Organization of intracellular content is affected by multiple simultaneous processes, including diffusion in a viscoelastic and structured environment, intracellular mechanical work and vibrations. The combined effects of these processes on intracellular organization are complex and remain poorly understood. Here, we studied the organization and dynamics of a free Ca++ probe as a small and mobile tracer in live T cells. Ca++, highlighted by Fluo-4, is localized in intracellular organelles. Inhibiting intracellular mechanical work by myosin II through blebbistatin treatment in-creased cellular dis-homogeneity of Ca++-rich features in length scale < 1.1 µm. We detected a similar effect in cells imaged by label-free bright-field (BF) microscopy, in mitochondria-highlighted cells and in ATP-depleted cells. Blebbistatin treatment also reduced the dynamics of the Ca++-rich features and generated prominent negative temporal correlations in their signals. Following Guggenberger et al. and numerical simulations, we suggest that diffusion in the viscoelastic and confined medium of intracellular organelles may promote spatial dis-homogeneity and stability of their content. This may be revealed only after inhibiting intracellular mechanical work and related cell vibrations.
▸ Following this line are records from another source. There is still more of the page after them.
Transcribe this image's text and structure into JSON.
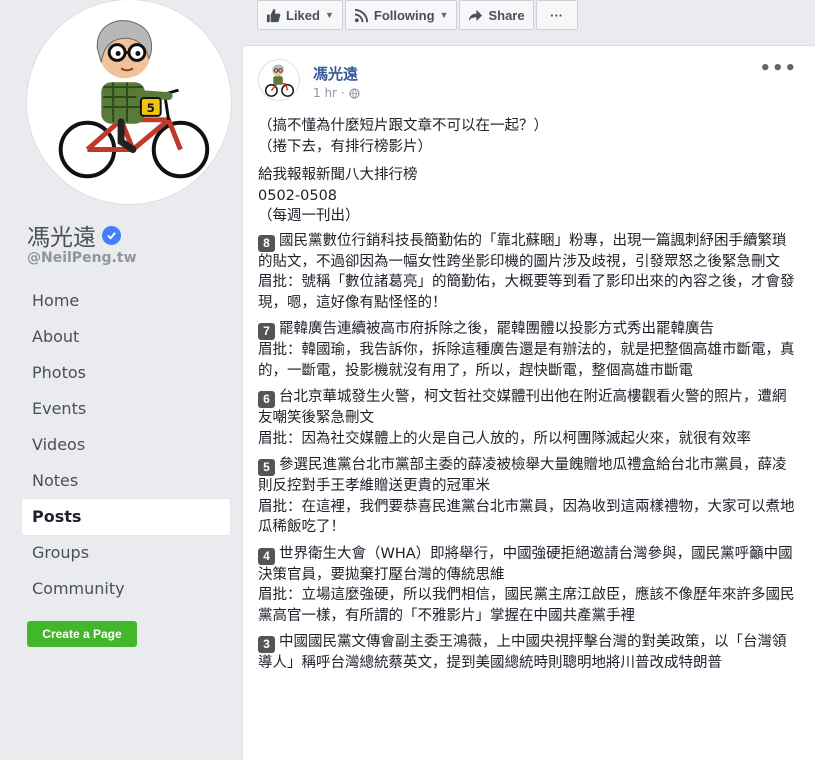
{
  "page": {
    "name": "馮光遠",
    "handle": "@NeilPeng.tw",
    "verified_icon": "check-icon",
    "brand_color": "#4080ff"
  },
  "nav": {
    "items": [
      {
        "label": "Home",
        "active": false
      },
      {
        "label": "About",
        "active": false
      },
      {
        "label": "Photos",
        "active": false
      },
      {
        "label": "Events",
        "active": false
      },
      {
        "label": "Videos",
        "active": false
      },
      {
        "label": "Notes",
        "active": false
      },
      {
        "label": "Posts",
        "active": true
      },
      {
        "label": "Groups",
        "active": false
      },
      {
        "label": "Community",
        "active": false
      }
    ],
    "create_page_label": "Create a Page"
  },
  "actions": {
    "liked_label": "Liked",
    "following_label": "Following",
    "share_label": "Share",
    "more_label": "···"
  },
  "post": {
    "author": "馮光遠",
    "time": "1 hr ·",
    "audience_icon": "globe-icon",
    "menu_label": "•••",
    "intro": [
      "（搞不懂為什麼短片跟文章不可以在一起？）",
      "（捲下去，有排行榜影片）"
    ],
    "heading": [
      "給我報報新聞八大排行榜",
      "0502-0508",
      "（每週一刊出）"
    ],
    "items": [
      {
        "rank": "8",
        "text": "國民黨數位行銷科技長簡勤佑的「靠北蘇睏」粉專，出現一篇諷刺紓困手續繁瑣的貼文，不過卻因為一幅女性跨坐影印機的圖片涉及歧視，引發眾怒之後緊急刪文",
        "comment": "眉批：號稱「數位諸葛亮」的簡勤佑，大概要等到看了影印出來的內容之後，才會發現，嗯，這好像有點怪怪的！"
      },
      {
        "rank": "7",
        "text": "罷韓廣告連續被高市府拆除之後，罷韓團體以投影方式秀出罷韓廣告",
        "comment": "眉批：韓國瑜，我告訴你，拆除這種廣告還是有辦法的，就是把整個高雄市斷電，真的，一斷電，投影機就沒有用了，所以，趕快斷電，整個高雄市斷電"
      },
      {
        "rank": "6",
        "text": "台北京華城發生火警，柯文哲社交媒體刊出他在附近高樓觀看火警的照片，遭網友嘲笑後緊急刪文",
        "comment": "眉批：因為社交媒體上的火是自己人放的，所以柯團隊滅起火來，就很有效率"
      },
      {
        "rank": "5",
        "text": "參選民進黨台北市黨部主委的薛凌被檢舉大量餽贈地瓜禮盒給台北市黨員，薛凌則反控對手王孝維贈送更貴的冠軍米",
        "comment": "眉批：在這裡，我們要恭喜民進黨台北市黨員，因為收到這兩樣禮物，大家可以煮地瓜稀飯吃了！"
      },
      {
        "rank": "4",
        "text": "世界衛生大會（WHA）即將舉行，中國強硬拒絕邀請台灣參與，國民黨呼籲中國決策官員，要拋棄打壓台灣的傳統思維",
        "comment": "眉批：立場這麼強硬，所以我們相信，國民黨主席江啟臣，應該不像歷年來許多國民黨高官一樣，有所謂的「不雅影片」掌握在中國共產黨手裡"
      },
      {
        "rank": "3",
        "text": "中國國民黨文傳會副主委王鴻薇，上中國央視抨擊台灣的對美政策，以「台灣領導人」稱呼台灣總統蔡英文，提到美國總統時則聰明地將川普改成特朗普",
        "comment": ""
      }
    ]
  }
}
Our described mechanisms may allow the cell to control its organization via balancing its viscoelasticity and mechanical activity, with implications to cell physiology in health and disease.
Bibliographical noteFunding Information:
This research was funded by the ISF, grant number 1761/17. We thank Naomi Book (The Silberman Institute at HUJI) for her assistance with confocal microscopy.
organelle medium follows sub-diffusion fBM patterns with dominancy of negative corre-correlations. This is supported by the intra-organelle medium being highly crowded ,
© 2021 by the authors. Licensee MDPI, Basel, Switzerland.
- Cell organization
- Fractional Brownian motion (fBM)
- Intracellular work
- Myosin II
- intracellular work
- fractional Brownian motion (fBM)
- cell organization
- myosin II